> **DATA SHOWN**:
^^^^^^^^

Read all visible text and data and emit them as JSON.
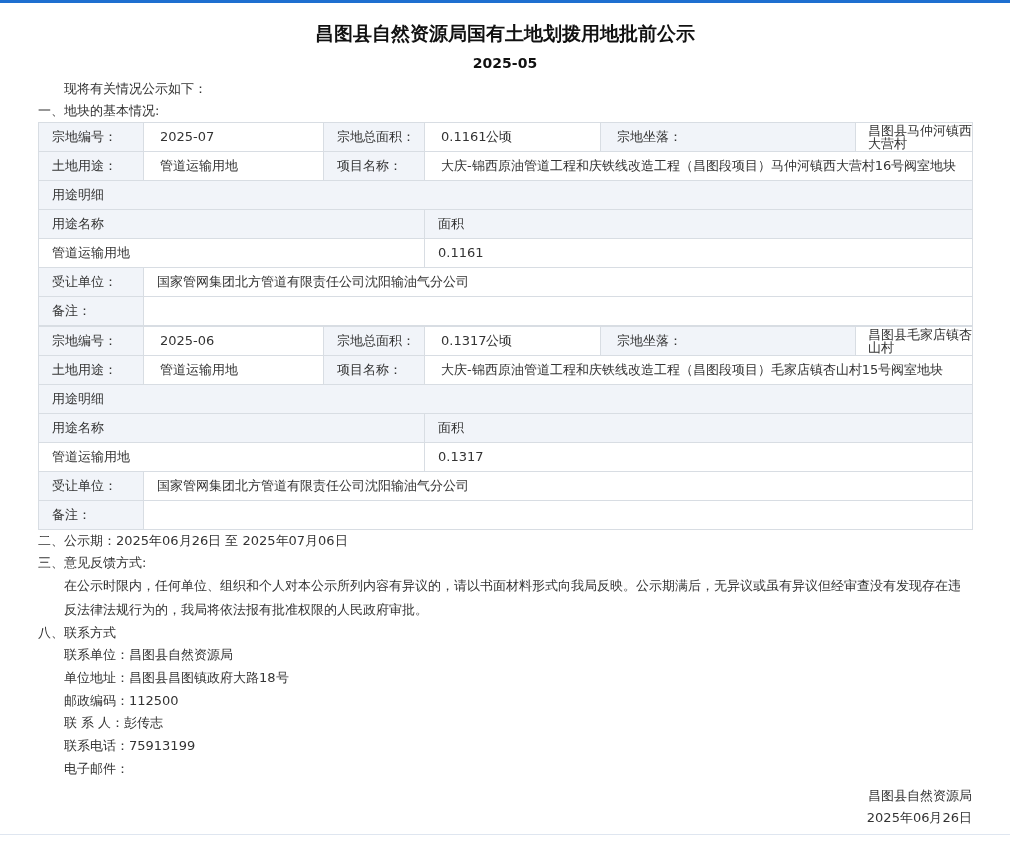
{
  "title": "昌图县自然资源局国有土地划拨用地批前公示",
  "issue": "2025-05",
  "intro": "现将有关情况公示如下：",
  "section_1": "一、地块的基本情况:",
  "parcels": [
    {
      "parcel_no_label": "宗地编号：",
      "parcel_no": "2025-07",
      "area_label": "宗地总面积：",
      "area": "0.1161公顷",
      "location_label": "宗地坐落：",
      "location": "昌图县马仲河镇西大营村",
      "use_label": "土地用途：",
      "use": "管道运输用地",
      "project_label": "项目名称：",
      "project": "大庆-锦西原油管道工程和庆铁线改造工程（昌图段项目）马仲河镇西大营村16号阀室地块",
      "detail_label": "用途明细",
      "detail_name_label": "用途名称",
      "detail_area_label": "面积",
      "detail_name": "管道运输用地",
      "detail_area": "0.1161",
      "assignee_label": "受让单位：",
      "assignee": "国家管网集团北方管道有限责任公司沈阳输油气分公司",
      "remark_label": "备注："
    },
    {
      "parcel_no_label": "宗地编号：",
      "parcel_no": "2025-06",
      "area_label": "宗地总面积：",
      "area": "0.1317公顷",
      "location_label": "宗地坐落：",
      "location": "昌图县毛家店镇杏山村",
      "use_label": "土地用途：",
      "use": "管道运输用地",
      "project_label": "项目名称：",
      "project": "大庆-锦西原油管道工程和庆铁线改造工程（昌图段项目）毛家店镇杏山村15号阀室地块",
      "detail_label": "用途明细",
      "detail_name_label": "用途名称",
      "detail_area_label": "面积",
      "detail_name": "管道运输用地",
      "detail_area": "0.1317",
      "assignee_label": "受让单位：",
      "assignee": "国家管网集团北方管道有限责任公司沈阳输油气分公司",
      "remark_label": "备注："
    }
  ],
  "section_2": "二、公示期：2025年06月26日 至 2025年07月06日",
  "section_3": "三、意见反馈方式:",
  "section_3_text": "在公示时限内，任何单位、组织和个人对本公示所列内容有异议的，请以书面材料形式向我局反映。公示期满后，无异议或虽有异议但经审查没有发现存在违反法律法规行为的，我局将依法报有批准权限的人民政府审批。",
  "section_8": "八、联系方式",
  "contacts": [
    "联系单位：昌图县自然资源局",
    "单位地址：昌图县昌图镇政府大路18号",
    "邮政编码：112500",
    "联 系 人：彭传志",
    "联系电话：75913199",
    "电子邮件："
  ],
  "signature": {
    "org": "昌图县自然资源局",
    "date": "2025年06月26日"
  }
}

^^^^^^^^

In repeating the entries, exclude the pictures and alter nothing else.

> **SOLUTION FOR THIS TASK**:
Read all visible text and data and emit them as JSON.
{
  "title": "昌图县自然资源局国有土地划拨用地批前公示",
  "issue": "2025-05",
  "intro": "现将有关情况公示如下：",
  "section_1": "一、地块的基本情况:",
  "parcels": [
    {
      "parcel_no_label": "宗地编号：",
      "parcel_no": "2025-07",
      "area_label": "宗地总面积：",
      "area": "0.1161公顷",
      "location_label": "宗地坐落：",
      "location": "昌图县马仲河镇西大营村",
      "use_label": "土地用途：",
      "use": "管道运输用地",
      "project_label": "项目名称：",
      "project": "大庆-锦西原油管道工程和庆铁线改造工程（昌图段项目）马仲河镇西大营村16号阀室地块",
      "detail_label": "用途明细",
      "detail_name_label": "用途名称",
      "detail_area_label": "面积",
      "detail_name": "管道运输用地",
      "detail_area": "0.1161",
      "assignee_label": "受让单位：",
      "assignee": "国家管网集团北方管道有限责任公司沈阳输油气分公司",
      "remark_label": "备注："
    },
    {
      "parcel_no_label": "宗地编号：",
      "parcel_no": "2025-06",
      "area_label": "宗地总面积：",
      "area": "0.1317公顷",
      "location_label": "宗地坐落：",
      "location": "昌图县毛家店镇杏山村",
      "use_label": "土地用途：",
      "use": "管道运输用地",
      "project_label": "项目名称：",
      "project": "大庆-锦西原油管道工程和庆铁线改造工程（昌图段项目）毛家店镇杏山村15号阀室地块",
      "detail_label": "用途明细",
      "detail_name_label": "用途名称",
      "detail_area_label": "面积",
      "detail_name": "管道运输用地",
      "detail_area": "0.1317",
      "assignee_label": "受让单位：",
      "assignee": "国家管网集团北方管道有限责任公司沈阳输油气分公司",
      "remark_label": "备注："
    }
  ],
  "section_2": "二、公示期：2025年06月26日 至 2025年07月06日",
  "section_3": "三、意见反馈方式:",
  "section_3_text": "在公示时限内，任何单位、组织和个人对本公示所列内容有异议的，请以书面材料形式向我局反映。公示期满后，无异议或虽有异议但经审查没有发现存在违反法律法规行为的，我局将依法报有批准权限的人民政府审批。",
  "section_8": "八、联系方式",
  "contacts": [
    "联系单位：昌图县自然资源局",
    "单位地址：昌图县昌图镇政府大路18号",
    "邮政编码：112500",
    "联 系 人：彭传志",
    "联系电话：75913199",
    "电子邮件："
  ],
  "signature": {
    "org": "昌图县自然资源局",
    "date": "2025年06月26日"
  }
}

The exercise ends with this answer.